A highly critical audit of a program Governor Pat Quinn promoted as a way to reduce violence in Chicago neighborhoods prompted Senate and House Republicans this week to urge the Auditor General to refer the findings to the Executive Inspector General for further evaluation.
In addition, a closer look at the February 2014 audit of the Illinois Violence Prevention Authority’s Neighborhood Recovery Initiative (NRI) and a related audit suggests potential criminal activity could merit additional review by the U.S. Attorney.
Critics labeled the program “a political slush fund” and suggested that the audits contained information that could easily lead to indictments.
According to the Auditor General, the $54.55 million NRI program was “hastily implemented” with “pervasive deficiencies in the Illinois Violence Prevention Authority’s planning, implementation, and management.”
The audits also found Governor Quinn broke state law when he shuffled funds among various accounts in order to circumvent the legislature’s authority to annually appropriate General Fund dollars.
In effect, the Governor was able to create a non-appropriated slush fund of $91 million that he could use in future fiscal years without having to request that the General Assembly re-appropriate those dollars.

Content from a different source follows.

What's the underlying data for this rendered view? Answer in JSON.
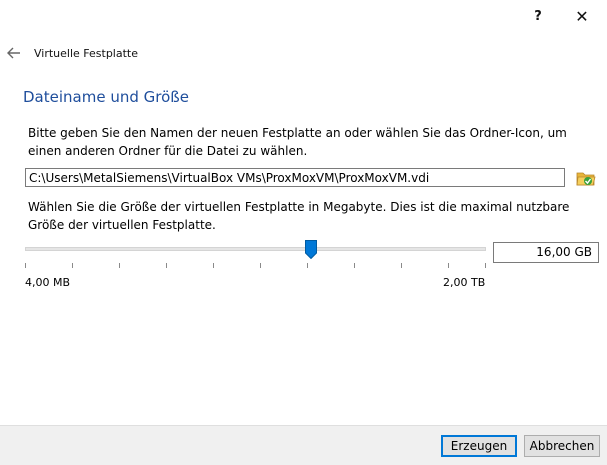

Approximately $45 million was eventually given to the Neighborhood Recovery Initiative. (IVPA Compliance Audit, for two years ended June 30, 2012; pages 10-14; Released 2/25/14. Finding 12-1.)

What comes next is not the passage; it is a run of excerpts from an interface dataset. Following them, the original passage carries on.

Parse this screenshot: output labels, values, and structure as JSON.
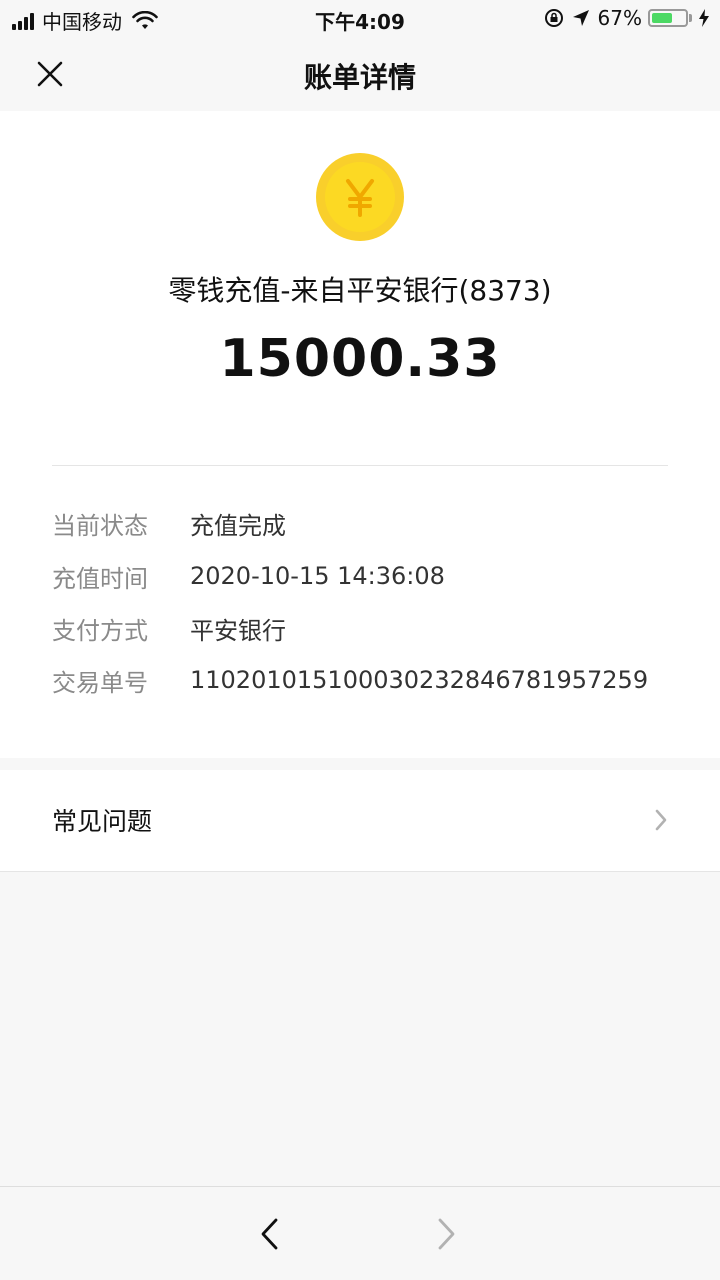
{
  "status_bar": {
    "carrier": "中国移动",
    "time": "下午4:09",
    "battery_percent": "67%",
    "battery_level": 0.67,
    "battery_color": "#4cd964"
  },
  "nav": {
    "title": "账单详情",
    "close_icon": "close-icon"
  },
  "bill": {
    "icon": "yuan-coin-icon",
    "coin_color": "#f9cf2b",
    "title": "零钱充值-来自平安银行(8373)",
    "amount": "15000.33"
  },
  "details": [
    {
      "label": "当前状态",
      "value": "充值完成"
    },
    {
      "label": "充值时间",
      "value": "2020-10-15 14:36:08"
    },
    {
      "label": "支付方式",
      "value": "平安银行"
    },
    {
      "label": "交易单号",
      "value": "110201015100030232846781957259"
    }
  ],
  "faq": {
    "label": "常见问题",
    "icon": "chevron-right-icon"
  },
  "bottom_nav": {
    "back_icon": "chevron-left-icon",
    "forward_icon": "chevron-right-icon"
  }
}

Additionally, the audit noted financial reporting mechanisms that would have monitored the spending of the grant dollars were “ineffectively implemented…reducing their usefulness.” Notably, upward of 78 percent of NRI communities failed to maintain contractually-required caseloads, suggesting that some employees could have been paid for completing little or no work.
More about the Auditor General’s performance audit can be found on the Senate GOP Web site. More information on the controversial Neighborhood Recovery Initiative can also be found online, including:
• The Neighborhood Recovery Initiative (NRI) Audit.
• The compliance audit of the Violence Prevention Authority.
• The 2012 four-month CNN investigation on the NRI.
Keeping Students Safe
Providing immediate and practical solutions for keeping students safe at school is the aim of legislation sponsored by Senator Tim Bivins of Dixon and approved February 27 by the Illinois Senate.
Senate Bill 2747 creates the School Security and Standards Task Force.
“More and more reports of violence at schools throughout the United States underscore the need to act now to keep our students, teachers and staff safe,” said Senator Bivins, a former Lee County Sheriff.
A law creating the Task Force passed last year, but the Governor did not make appointments to it in a timely fashion and work was not completed by a January 2, 2014, sunset date.
College Illinois! Reforms Proposed
Senator Jason Barickman of Bloomington has called for an overhaul of the College Illinois! prepaid tuition plan, saying the plan must be restructured in order to protect parents, students and taxpayers.
“This is a well-intentioned program, but it is dangerously close to financial disaster,” Senator Barickman said. “Unfortunately, parents who invest in this program think they are buying financial security for their children when in reality, just the opposite may be true.”
Senator Barickman noted that the fund ended the last fiscal year with an unfunded liability of nearly $450 million and had a funding ratio of 72.3%. Actuaries have noted that the fund must recruit between 1,000 and 2,000 new contract buyers annually in order to avoid running out of money.
To stabilize the program and protect both participants and taxpayers, Senator Barickman has filed two reforms, Senate Bill 3527 and Senate Bill 3528. Read more about College Illinois! and Senator Barickman’s legislation at his Web site.